**Task to complete:** Output the full listing below exactly; the images stay out.

**Records:**
★ ★ ★
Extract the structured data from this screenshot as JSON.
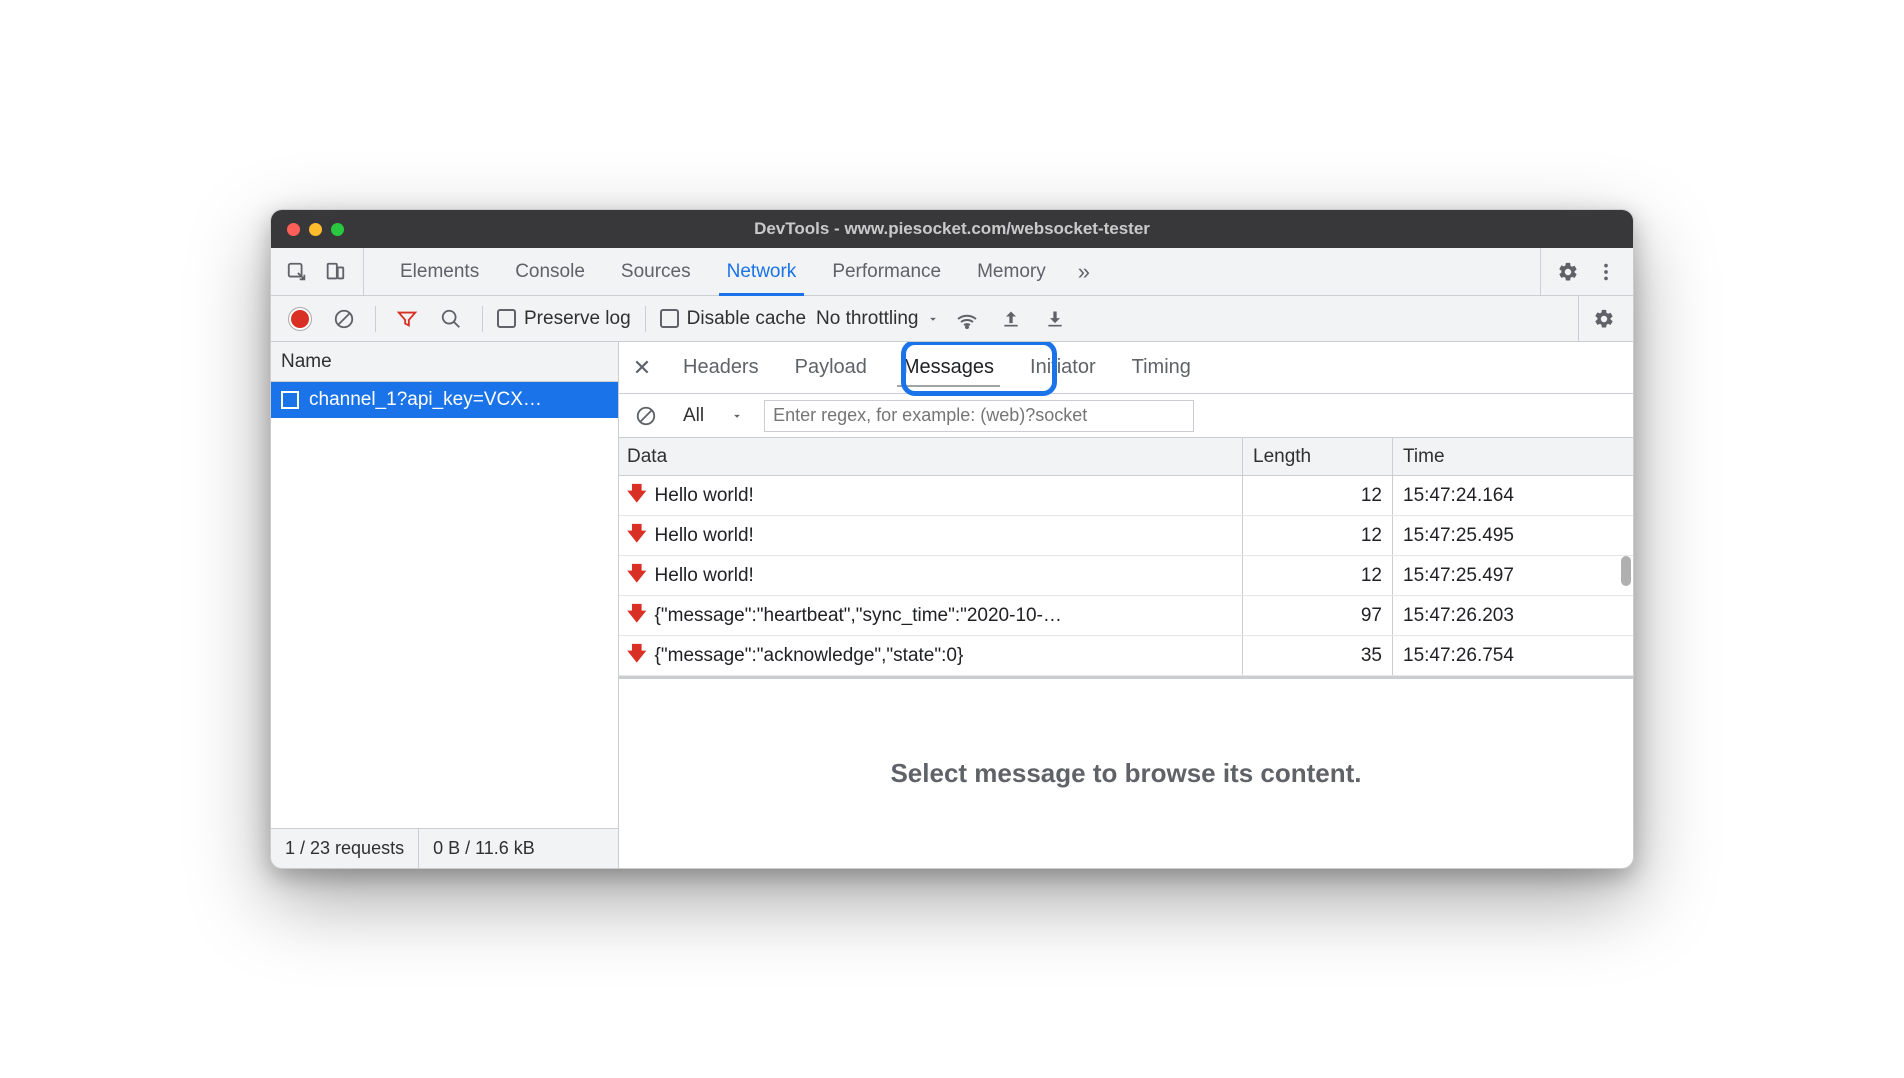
{
  "window": {
    "title": "DevTools - www.piesocket.com/websocket-tester"
  },
  "main_tabs": {
    "items": [
      "Elements",
      "Console",
      "Sources",
      "Network",
      "Performance",
      "Memory"
    ],
    "active_index": 3,
    "more": "»"
  },
  "net_toolbar": {
    "preserve_log": "Preserve log",
    "disable_cache": "Disable cache",
    "throttling": "No throttling"
  },
  "left_pane": {
    "header": "Name",
    "request": "channel_1?api_key=VCX…",
    "footer_requests": "1 / 23 requests",
    "footer_bytes": "0 B / 11.6 kB"
  },
  "detail_tabs": {
    "items": [
      "Headers",
      "Payload",
      "Messages",
      "Initiator",
      "Timing"
    ],
    "active_index": 2
  },
  "msg_filter": {
    "all": "All",
    "regex_placeholder": "Enter regex, for example: (web)?socket"
  },
  "msg_table": {
    "headers": {
      "data": "Data",
      "length": "Length",
      "time": "Time"
    },
    "rows": [
      {
        "dir": "down",
        "data": "Hello world!",
        "length": "12",
        "time": "15:47:24.164"
      },
      {
        "dir": "down",
        "data": "Hello world!",
        "length": "12",
        "time": "15:47:25.495"
      },
      {
        "dir": "down",
        "data": "Hello world!",
        "length": "12",
        "time": "15:47:25.497"
      },
      {
        "dir": "down",
        "data": "{\"message\":\"heartbeat\",\"sync_time\":\"2020-10-…",
        "length": "97",
        "time": "15:47:26.203"
      },
      {
        "dir": "down",
        "data": "{\"message\":\"acknowledge\",\"state\":0}",
        "length": "35",
        "time": "15:47:26.754"
      }
    ]
  },
  "placeholder": "Select message to browse its content."
}
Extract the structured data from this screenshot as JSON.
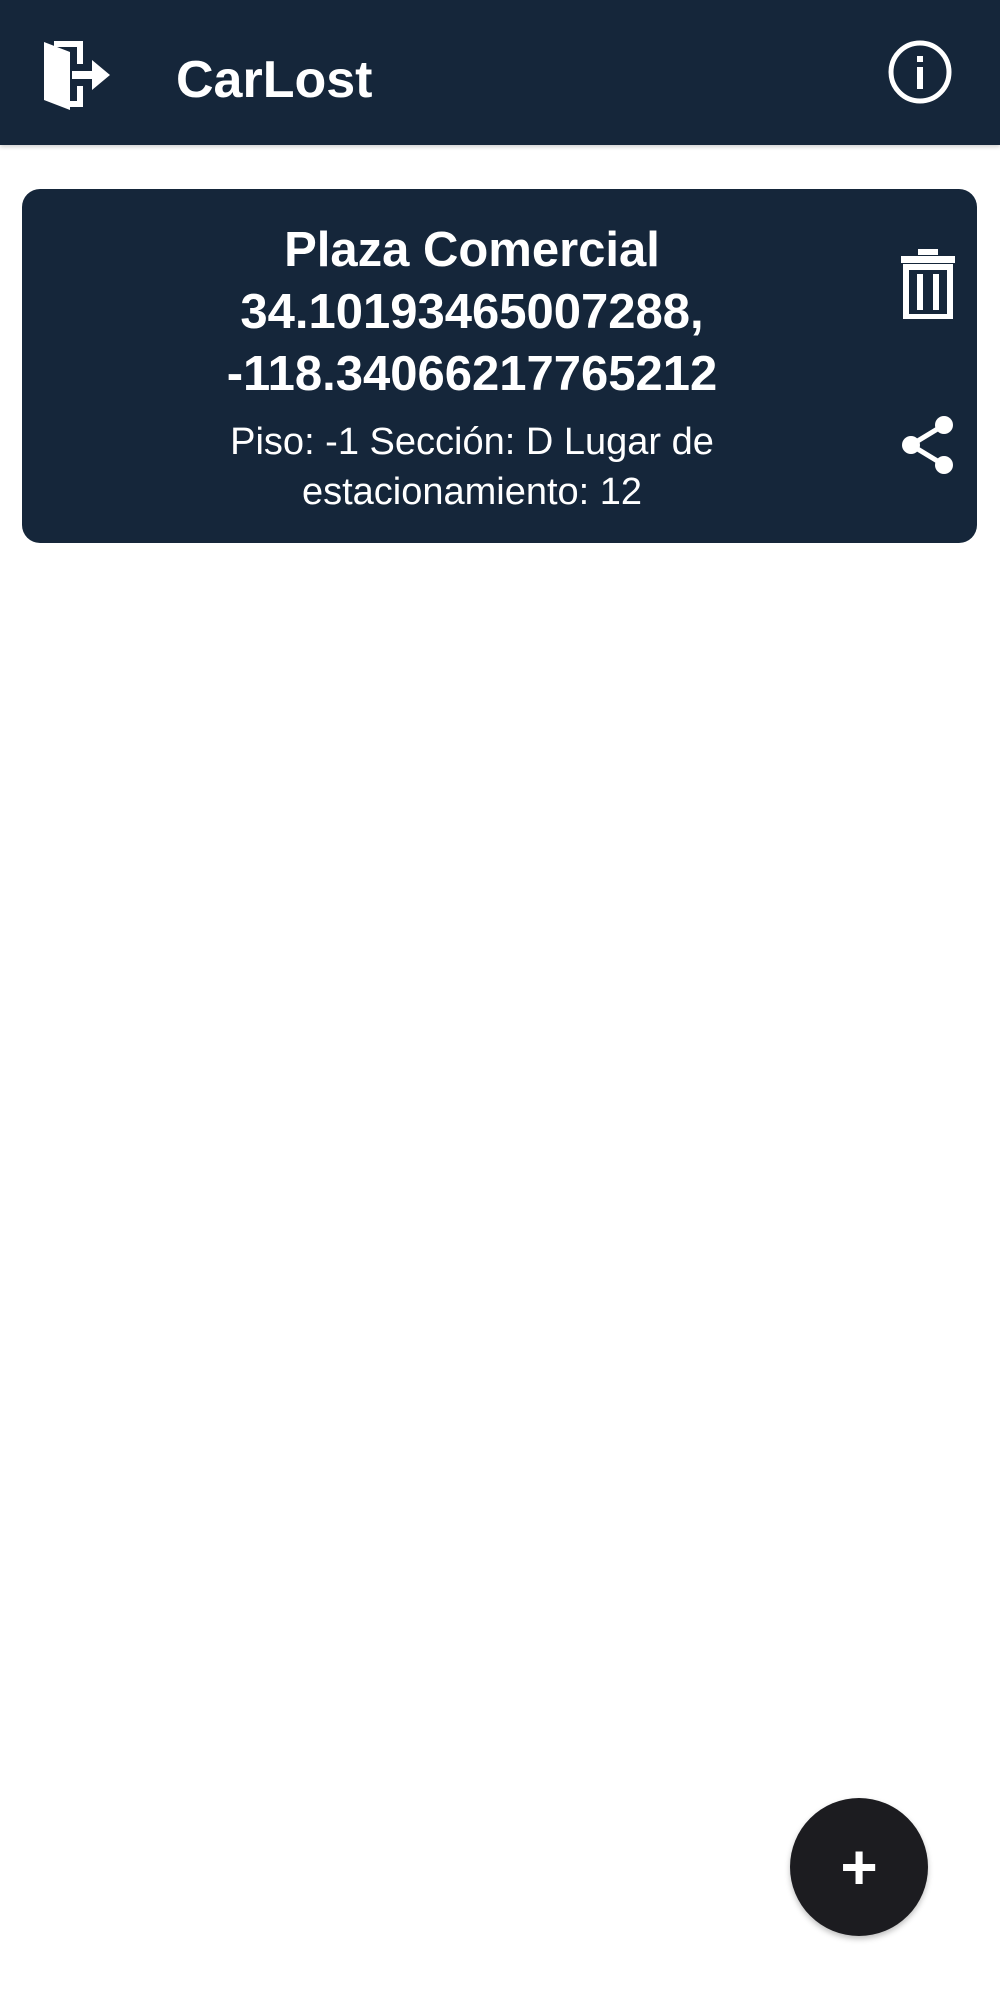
{
  "app_bar": {
    "title": "CarLost",
    "logout_icon": "logout-door-icon",
    "info_icon": "info-circle-icon"
  },
  "parking_entries": [
    {
      "name": "Plaza Comercial",
      "coordinates": "34.10193465007288,\n-118.34066217765212",
      "details": "Piso: -1 Sección: D Lugar de estacionamiento: 12",
      "delete_icon": "trash-icon",
      "share_icon": "share-icon"
    }
  ],
  "fab": {
    "glyph": "+",
    "icon": "plus-icon"
  },
  "colors": {
    "primary": "#15263a",
    "fab": "#1c1c20",
    "on_primary": "#ffffff",
    "background": "#ffffff"
  }
}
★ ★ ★
**Solution to this problem:**
Extract the structured data from this screenshot as JSON.
{
  "window": {
    "title": "DevTools - www.piesocket.com/websocket-tester"
  },
  "main_tabs": {
    "items": [
      "Elements",
      "Console",
      "Sources",
      "Network",
      "Performance",
      "Memory"
    ],
    "active_index": 3,
    "more": "»"
  },
  "net_toolbar": {
    "preserve_log": "Preserve log",
    "disable_cache": "Disable cache",
    "throttling": "No throttling"
  },
  "left_pane": {
    "header": "Name",
    "request": "channel_1?api_key=VCX…",
    "footer_requests": "1 / 23 requests",
    "footer_bytes": "0 B / 11.6 kB"
  },
  "detail_tabs": {
    "items": [
      "Headers",
      "Payload",
      "Messages",
      "Initiator",
      "Timing"
    ],
    "active_index": 2
  },
  "msg_filter": {
    "all": "All",
    "regex_placeholder": "Enter regex, for example: (web)?socket"
  },
  "msg_table": {
    "headers": {
      "data": "Data",
      "length": "Length",
      "time": "Time"
    },
    "rows": [
      {
        "dir": "down",
        "data": "Hello world!",
        "length": "12",
        "time": "15:47:24.164"
      },
      {
        "dir": "down",
        "data": "Hello world!",
        "length": "12",
        "time": "15:47:25.495"
      },
      {
        "dir": "down",
        "data": "Hello world!",
        "length": "12",
        "time": "15:47:25.497"
      },
      {
        "dir": "down",
        "data": "{\"message\":\"heartbeat\",\"sync_time\":\"2020-10-…",
        "length": "97",
        "time": "15:47:26.203"
      },
      {
        "dir": "down",
        "data": "{\"message\":\"acknowledge\",\"state\":0}",
        "length": "35",
        "time": "15:47:26.754"
      }
    ]
  },
  "placeholder": "Select message to browse its content."
}
Extract the structured data from this screenshot as JSON.
{
  "app_bar": {
    "title": "CarLost",
    "logout_icon": "logout-door-icon",
    "info_icon": "info-circle-icon"
  },
  "parking_entries": [
    {
      "name": "Plaza Comercial",
      "coordinates": "34.10193465007288,\n-118.34066217765212",
      "details": "Piso: -1 Sección: D Lugar de estacionamiento: 12",
      "delete_icon": "trash-icon",
      "share_icon": "share-icon"
    }
  ],
  "fab": {
    "glyph": "+",
    "icon": "plus-icon"
  },
  "colors": {
    "primary": "#15263a",
    "fab": "#1c1c20",
    "on_primary": "#ffffff",
    "background": "#ffffff"
  }
}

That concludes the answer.